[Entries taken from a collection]
####################

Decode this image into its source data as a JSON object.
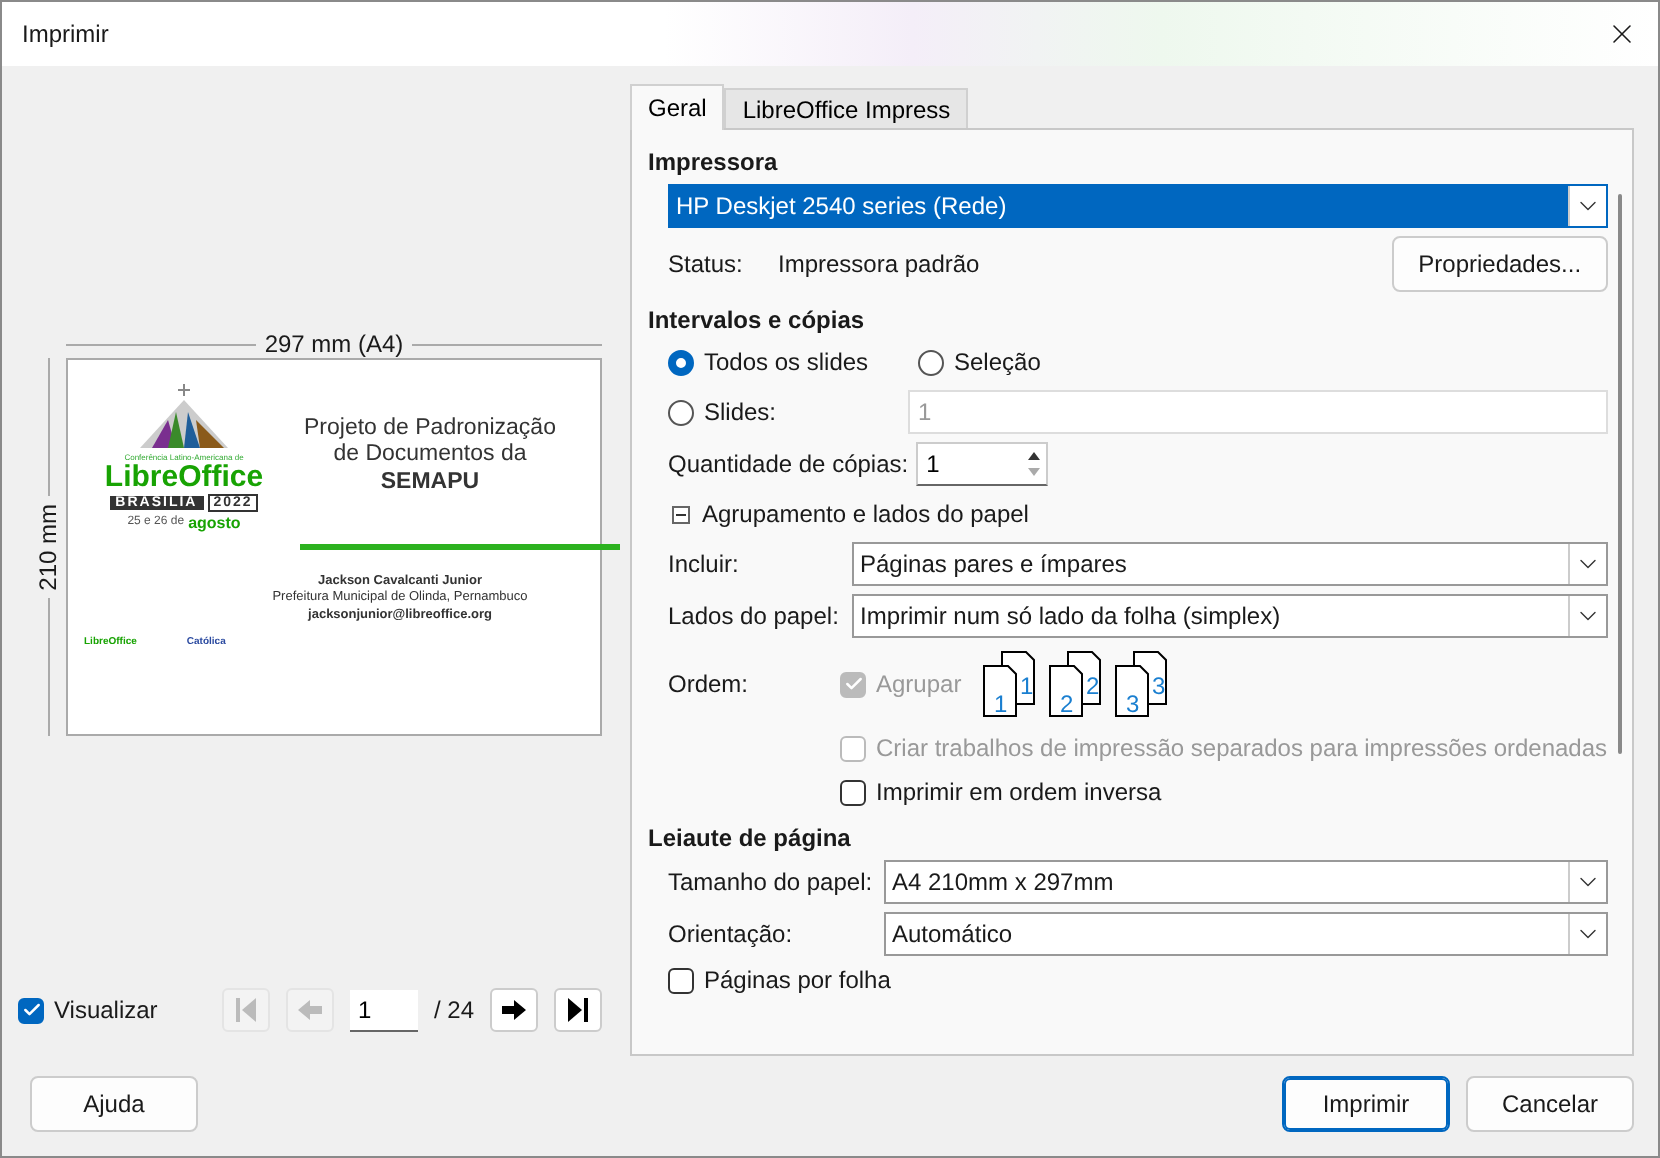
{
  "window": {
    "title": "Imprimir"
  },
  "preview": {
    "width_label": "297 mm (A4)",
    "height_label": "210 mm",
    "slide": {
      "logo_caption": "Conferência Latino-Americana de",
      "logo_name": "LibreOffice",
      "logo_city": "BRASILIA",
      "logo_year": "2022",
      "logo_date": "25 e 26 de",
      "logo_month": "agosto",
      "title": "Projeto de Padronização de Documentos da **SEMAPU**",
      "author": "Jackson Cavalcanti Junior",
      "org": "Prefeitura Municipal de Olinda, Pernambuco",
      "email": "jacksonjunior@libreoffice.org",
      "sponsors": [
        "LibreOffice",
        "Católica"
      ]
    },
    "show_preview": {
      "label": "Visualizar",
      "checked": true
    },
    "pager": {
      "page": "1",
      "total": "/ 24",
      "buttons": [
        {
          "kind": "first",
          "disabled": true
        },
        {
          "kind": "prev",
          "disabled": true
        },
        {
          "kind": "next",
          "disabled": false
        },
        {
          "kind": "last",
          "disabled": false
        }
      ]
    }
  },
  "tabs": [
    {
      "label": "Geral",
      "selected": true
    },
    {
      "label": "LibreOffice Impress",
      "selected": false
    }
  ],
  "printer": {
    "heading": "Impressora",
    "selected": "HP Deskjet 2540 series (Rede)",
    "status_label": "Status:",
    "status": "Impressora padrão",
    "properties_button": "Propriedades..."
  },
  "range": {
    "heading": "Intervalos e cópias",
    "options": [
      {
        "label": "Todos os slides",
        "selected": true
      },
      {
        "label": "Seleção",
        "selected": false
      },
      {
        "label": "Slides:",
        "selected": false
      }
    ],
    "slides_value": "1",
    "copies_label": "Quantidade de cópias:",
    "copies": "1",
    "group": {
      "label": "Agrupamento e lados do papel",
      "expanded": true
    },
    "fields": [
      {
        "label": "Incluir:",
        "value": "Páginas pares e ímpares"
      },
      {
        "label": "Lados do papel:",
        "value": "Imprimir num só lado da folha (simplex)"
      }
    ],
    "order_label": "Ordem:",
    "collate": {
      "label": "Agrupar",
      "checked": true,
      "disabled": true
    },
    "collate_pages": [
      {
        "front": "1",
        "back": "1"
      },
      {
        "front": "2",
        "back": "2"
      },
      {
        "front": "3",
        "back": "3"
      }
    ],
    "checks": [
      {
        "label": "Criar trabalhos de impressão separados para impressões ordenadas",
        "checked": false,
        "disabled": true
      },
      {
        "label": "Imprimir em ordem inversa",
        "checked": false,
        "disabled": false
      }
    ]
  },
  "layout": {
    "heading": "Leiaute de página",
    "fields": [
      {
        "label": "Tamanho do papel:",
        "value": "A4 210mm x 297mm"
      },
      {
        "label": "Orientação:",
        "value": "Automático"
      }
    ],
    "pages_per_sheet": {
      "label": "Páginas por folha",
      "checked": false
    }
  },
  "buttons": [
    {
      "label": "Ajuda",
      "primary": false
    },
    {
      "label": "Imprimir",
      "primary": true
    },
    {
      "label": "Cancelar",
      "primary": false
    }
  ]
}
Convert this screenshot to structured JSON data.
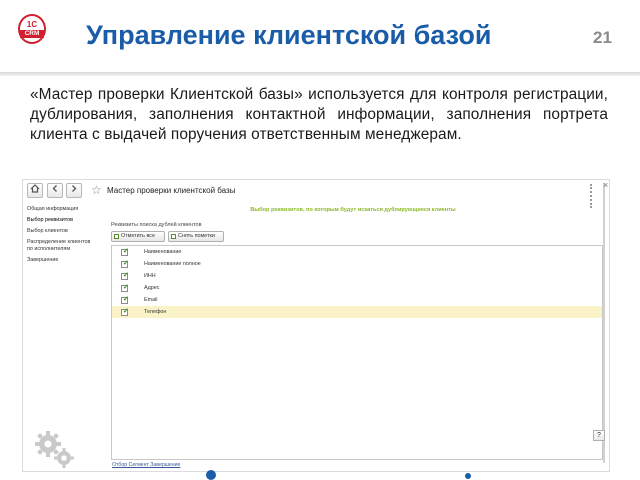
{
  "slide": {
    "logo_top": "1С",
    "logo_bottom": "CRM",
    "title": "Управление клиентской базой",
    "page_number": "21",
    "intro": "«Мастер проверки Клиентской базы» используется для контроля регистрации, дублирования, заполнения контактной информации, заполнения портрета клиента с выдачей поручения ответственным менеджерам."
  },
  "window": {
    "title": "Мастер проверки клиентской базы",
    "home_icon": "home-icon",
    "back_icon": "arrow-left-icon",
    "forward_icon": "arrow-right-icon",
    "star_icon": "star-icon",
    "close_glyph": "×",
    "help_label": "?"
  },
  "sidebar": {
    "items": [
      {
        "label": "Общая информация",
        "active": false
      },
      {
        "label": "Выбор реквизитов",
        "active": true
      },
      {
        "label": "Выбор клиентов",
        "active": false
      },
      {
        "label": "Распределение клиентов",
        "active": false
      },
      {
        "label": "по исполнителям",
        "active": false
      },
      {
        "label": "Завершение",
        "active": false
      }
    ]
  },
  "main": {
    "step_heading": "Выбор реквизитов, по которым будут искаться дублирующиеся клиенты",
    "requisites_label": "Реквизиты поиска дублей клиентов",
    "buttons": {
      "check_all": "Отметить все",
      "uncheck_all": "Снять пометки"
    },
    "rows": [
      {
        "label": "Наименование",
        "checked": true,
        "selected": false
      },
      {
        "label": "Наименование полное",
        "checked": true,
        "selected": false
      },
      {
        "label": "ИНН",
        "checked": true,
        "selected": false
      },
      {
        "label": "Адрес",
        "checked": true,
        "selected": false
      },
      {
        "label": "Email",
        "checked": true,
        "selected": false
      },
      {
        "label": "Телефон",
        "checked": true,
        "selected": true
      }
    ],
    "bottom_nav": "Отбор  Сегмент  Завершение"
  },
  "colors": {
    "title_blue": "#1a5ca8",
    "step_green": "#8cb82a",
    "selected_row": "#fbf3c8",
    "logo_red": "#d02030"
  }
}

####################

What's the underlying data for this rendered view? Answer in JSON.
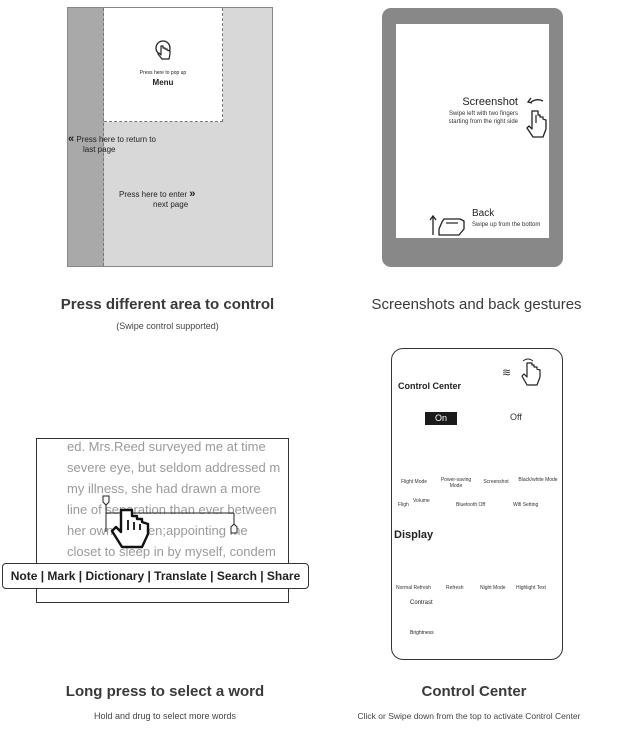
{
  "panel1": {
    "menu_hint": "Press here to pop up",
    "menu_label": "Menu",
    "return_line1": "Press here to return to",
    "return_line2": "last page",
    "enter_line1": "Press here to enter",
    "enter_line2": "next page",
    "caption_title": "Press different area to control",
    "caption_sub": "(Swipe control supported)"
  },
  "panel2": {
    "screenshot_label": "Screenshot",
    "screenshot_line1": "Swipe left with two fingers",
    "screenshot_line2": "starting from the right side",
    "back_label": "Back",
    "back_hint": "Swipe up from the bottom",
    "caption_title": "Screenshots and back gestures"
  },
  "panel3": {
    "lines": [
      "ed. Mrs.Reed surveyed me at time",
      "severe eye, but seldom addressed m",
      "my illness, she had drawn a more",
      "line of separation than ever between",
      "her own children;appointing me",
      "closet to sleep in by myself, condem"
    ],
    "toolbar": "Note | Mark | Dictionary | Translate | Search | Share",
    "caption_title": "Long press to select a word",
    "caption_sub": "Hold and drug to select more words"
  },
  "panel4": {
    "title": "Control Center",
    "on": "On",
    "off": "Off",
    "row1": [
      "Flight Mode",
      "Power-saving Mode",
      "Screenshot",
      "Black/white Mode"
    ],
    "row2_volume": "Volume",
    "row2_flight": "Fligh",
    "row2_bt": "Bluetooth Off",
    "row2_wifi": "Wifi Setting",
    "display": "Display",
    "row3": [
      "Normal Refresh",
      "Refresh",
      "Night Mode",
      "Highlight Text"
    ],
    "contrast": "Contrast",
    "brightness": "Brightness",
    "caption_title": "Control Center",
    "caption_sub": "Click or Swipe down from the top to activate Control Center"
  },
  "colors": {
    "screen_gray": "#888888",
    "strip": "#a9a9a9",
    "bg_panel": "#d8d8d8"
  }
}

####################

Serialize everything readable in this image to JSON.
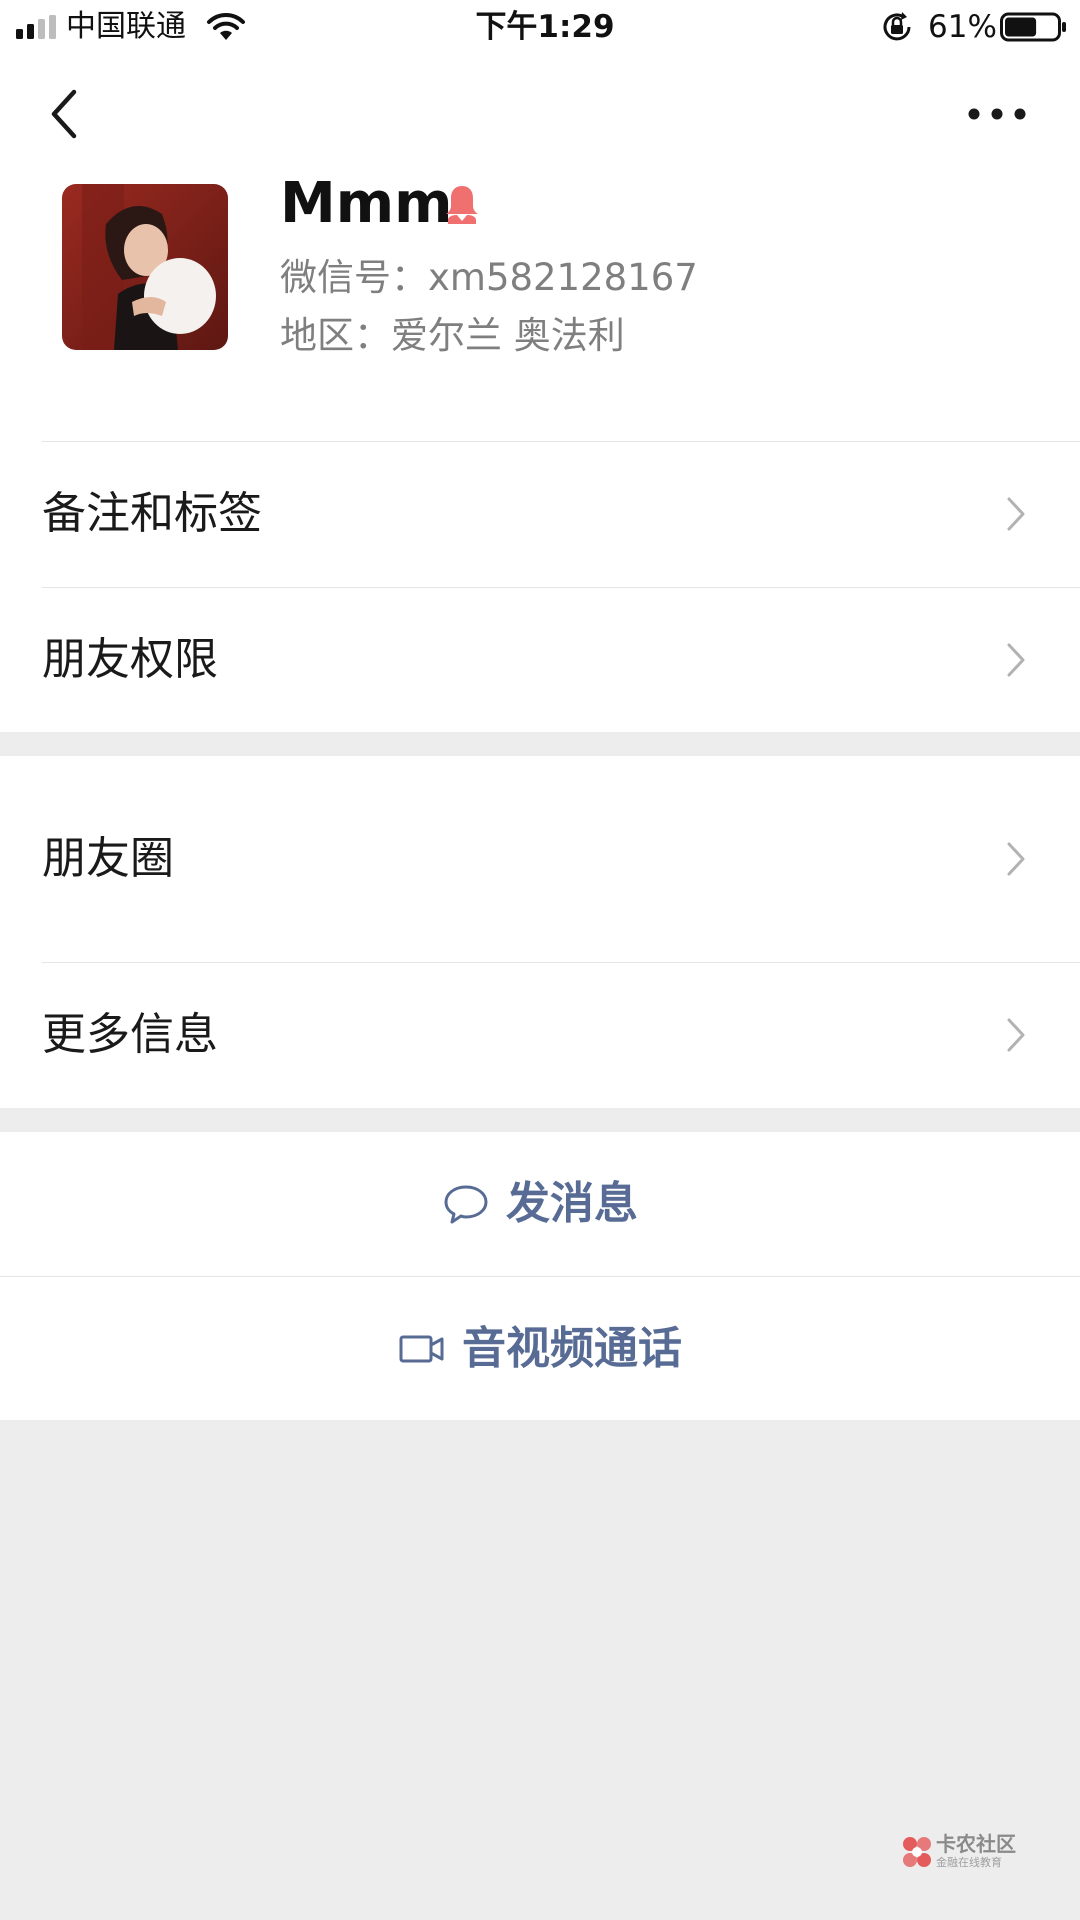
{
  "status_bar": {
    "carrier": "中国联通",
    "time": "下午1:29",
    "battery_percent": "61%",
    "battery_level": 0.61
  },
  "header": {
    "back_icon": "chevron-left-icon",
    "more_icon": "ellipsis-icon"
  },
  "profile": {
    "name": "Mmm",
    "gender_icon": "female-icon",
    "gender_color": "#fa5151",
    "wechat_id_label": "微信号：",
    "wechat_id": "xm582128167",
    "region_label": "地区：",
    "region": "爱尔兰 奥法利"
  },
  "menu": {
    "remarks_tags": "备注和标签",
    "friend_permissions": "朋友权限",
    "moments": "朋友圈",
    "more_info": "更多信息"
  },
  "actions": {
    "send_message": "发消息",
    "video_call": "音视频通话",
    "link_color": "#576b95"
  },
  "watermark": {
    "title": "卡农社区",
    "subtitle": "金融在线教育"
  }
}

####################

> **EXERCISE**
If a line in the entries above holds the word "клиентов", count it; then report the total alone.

> **SOLUTION TO THIS PROBLEM**
3